Still, Liang’s choreography wasn’t entirely to blame for the not-so-hot performance of the dancers. The current company members are nowhere near such able practitioners of their trade as, for instance, the members of Taylor 2. Comparing them, more aptly, to a classical group, their technique lacks the sharp edge and brilliant footwork on view at the annual performances given by the School of American Ballet, which grooms dancers for the New York City Ballet.
ABT II’s Brittany DeGrofft and Brian Waldrep in Edwaard Liang’s Ballo per Sei
Photo: Rosalie O’Connor
The young women of ABT II are more capable technically than the men who, moreover, do not always make reliable partners. And yet all the performers gave the audience glimpses of talent that just needs time and guidance to mature. The one passage of fully fledged dancing came from Brittany DeGrofft in the long adagio duet at the heart of Liang’s piece.

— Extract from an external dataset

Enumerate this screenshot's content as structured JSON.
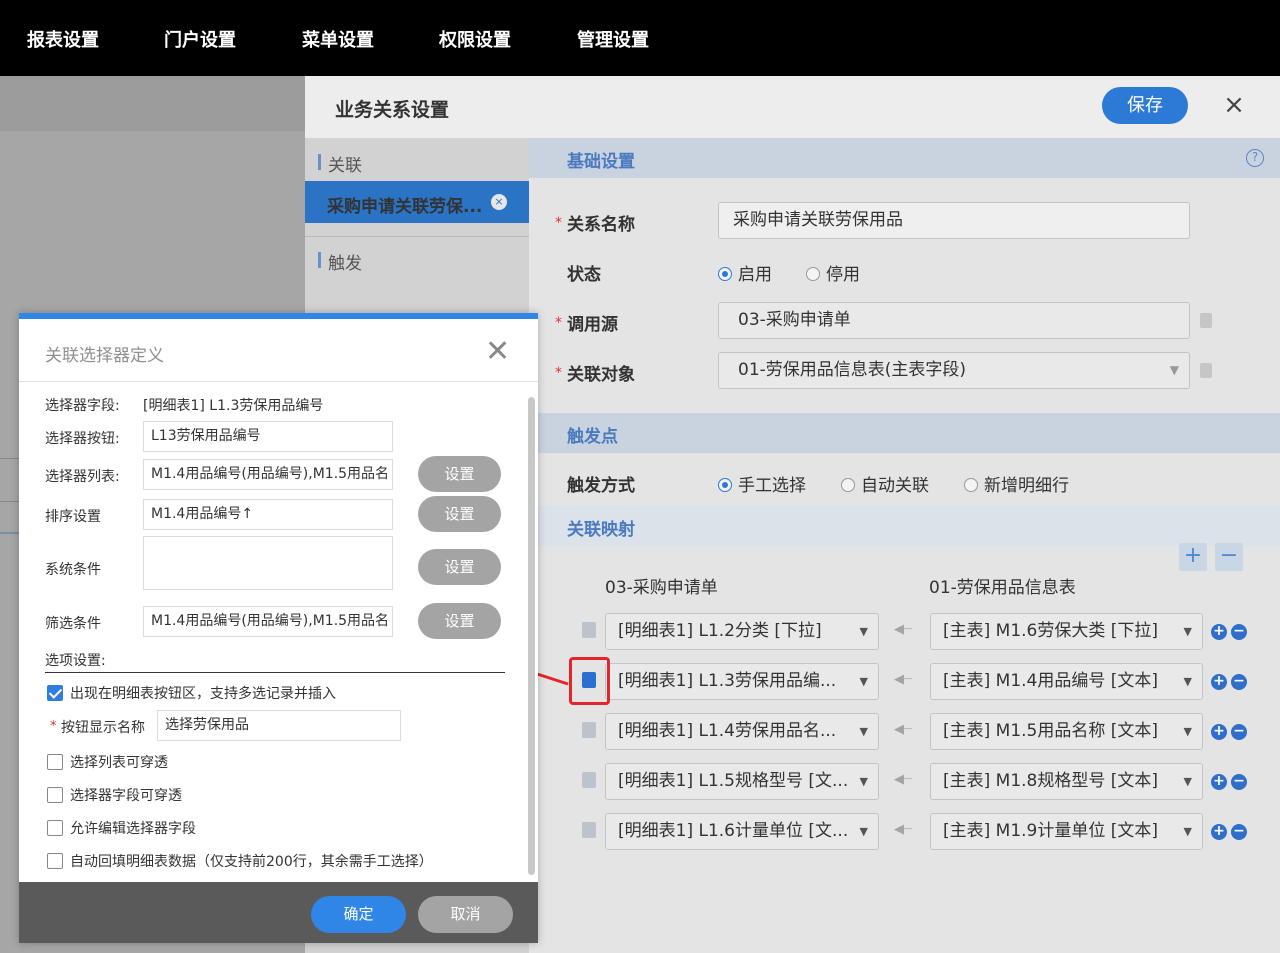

DeGrofft had evidently convinced herself that her role was expressive, and expressive she was in her rendition. Her performance wasn’t profound–she’s probably too young in experience for that–but she obviously knew what it should be like. In time, with better material, she may be wonderful.

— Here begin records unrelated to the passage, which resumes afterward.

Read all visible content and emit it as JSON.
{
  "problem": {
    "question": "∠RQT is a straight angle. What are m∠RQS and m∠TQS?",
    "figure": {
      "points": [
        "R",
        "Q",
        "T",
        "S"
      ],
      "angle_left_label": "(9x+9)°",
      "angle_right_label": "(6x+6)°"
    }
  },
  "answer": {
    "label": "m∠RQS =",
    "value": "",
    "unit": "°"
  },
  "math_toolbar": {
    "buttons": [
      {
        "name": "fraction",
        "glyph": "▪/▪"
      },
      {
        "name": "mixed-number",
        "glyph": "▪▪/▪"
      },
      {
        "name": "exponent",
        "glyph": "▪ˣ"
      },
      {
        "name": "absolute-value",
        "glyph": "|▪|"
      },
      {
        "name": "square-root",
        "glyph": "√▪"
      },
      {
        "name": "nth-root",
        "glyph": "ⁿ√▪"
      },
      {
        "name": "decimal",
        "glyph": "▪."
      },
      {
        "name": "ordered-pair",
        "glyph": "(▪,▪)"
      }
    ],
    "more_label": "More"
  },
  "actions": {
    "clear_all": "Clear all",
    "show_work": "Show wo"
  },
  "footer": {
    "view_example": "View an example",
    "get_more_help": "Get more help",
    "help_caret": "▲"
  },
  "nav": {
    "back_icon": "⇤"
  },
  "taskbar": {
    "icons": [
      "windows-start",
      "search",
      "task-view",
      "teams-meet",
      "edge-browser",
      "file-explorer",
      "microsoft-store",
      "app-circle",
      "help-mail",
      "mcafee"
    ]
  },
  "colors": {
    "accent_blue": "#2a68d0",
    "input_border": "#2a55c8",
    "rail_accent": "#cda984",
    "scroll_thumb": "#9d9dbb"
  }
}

The denizens of Judith Jamison’s Divining, presented by Ailey II, seem to be an ancient nomadic tribe given to mystical rituals. A small group of them that opens the piece and an expanded one that appears at the end move together, suggesting a powerful collective consciousness. For the all-important middle section of the dance, these strong-bodied, strong-minded people conjure up a female goddess–to protect them and lead them, it would seem; perhaps to inspire them. Danced by the remarkable Ghrai DeVore, this central figure is one you’re not likely to forget.

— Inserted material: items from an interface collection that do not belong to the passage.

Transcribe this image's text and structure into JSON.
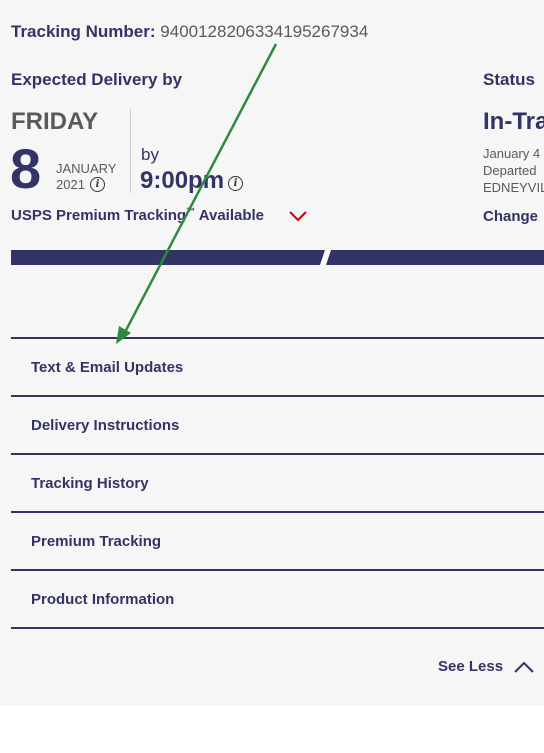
{
  "tracking": {
    "label": "Tracking Number:",
    "number": "9400128206334195267934"
  },
  "expected": {
    "heading": "Expected Delivery by",
    "day": "FRIDAY",
    "date": "8",
    "month": "JANUARY",
    "year": "2021",
    "by_label": "by",
    "time": "9:00pm",
    "info_icon": "info-icon"
  },
  "status": {
    "heading": "Status",
    "value": "In-Tra",
    "details": [
      "January 4",
      "Departed",
      "EDNEYVIL"
    ],
    "link": "Change"
  },
  "premium": {
    "text": "USPS Premium Tracking",
    "tm": "™",
    "suffix": "Available",
    "icon": "chevron-down-icon",
    "icon_color": "#cc0000"
  },
  "accordion": {
    "items": [
      {
        "label": "Text & Email Updates"
      },
      {
        "label": "Delivery Instructions"
      },
      {
        "label": "Tracking History"
      },
      {
        "label": "Premium Tracking"
      },
      {
        "label": "Product Information"
      }
    ]
  },
  "footer": {
    "see_less_label": "See Less",
    "icon": "chevron-up-icon"
  },
  "colors": {
    "primary": "#333366",
    "annotation_arrow": "#2e8b3e",
    "accent_red": "#cc0000",
    "panel_bg": "#f6f6f6"
  }
}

DeVore rivets your eyes the moment she sets a foot, delicate but sure, on the stage. Just physically, she’s stunning. Her arms have the fragile beauty of a slender pre-adolescent child’s; her thighs are those of a mature athletic woman, full and vigorous. Her head, exquisitely shaped, is perfectly poised; her neck might be its pedestal. Large eyes, emphasized by ebony makeup. A luscious mouth. The cut of her black hair must have been designed by a sculptor: close-cropped but thick from crown to earlobes, then shaved away below. Granted, beauty is as beauty does, but here it does fantastically.
In action, DeVore is vehemently expressive, yet subtle in detail. She can shift, with no visible transitions, from tiny vibrations to steady extended balances, from staccato thrusts to soaring leaps. At one point she jackknifes over, one palm slapping the floor, while the opposite leg reaches straight skyward, the foot seeming to pierce the atmosphere like a fatal arrow. For DeVore, an action like this is not a feat; it’s business as usual. No, she’s not on her way to stardom. She is already a star.
Subsequent performances in the 123 Festival will be devoted to full programs by a single one of the three participating companies. Taylor 2 is offering the most captivating show–Aureole, 3 Epitaphs, Company B, and Esplanade–four masterworks by the choreographer in which joy or fun has the upper hand, not one of them suggesting, as a good part of Taylor’s complete repertory does, that life is nothing but an amalgam of evil, madness, violence, and despair. (Think of Last Look). What better way to lure prospective fans than the combination of excellence and pleasure?
© 2010 Tobi Tobias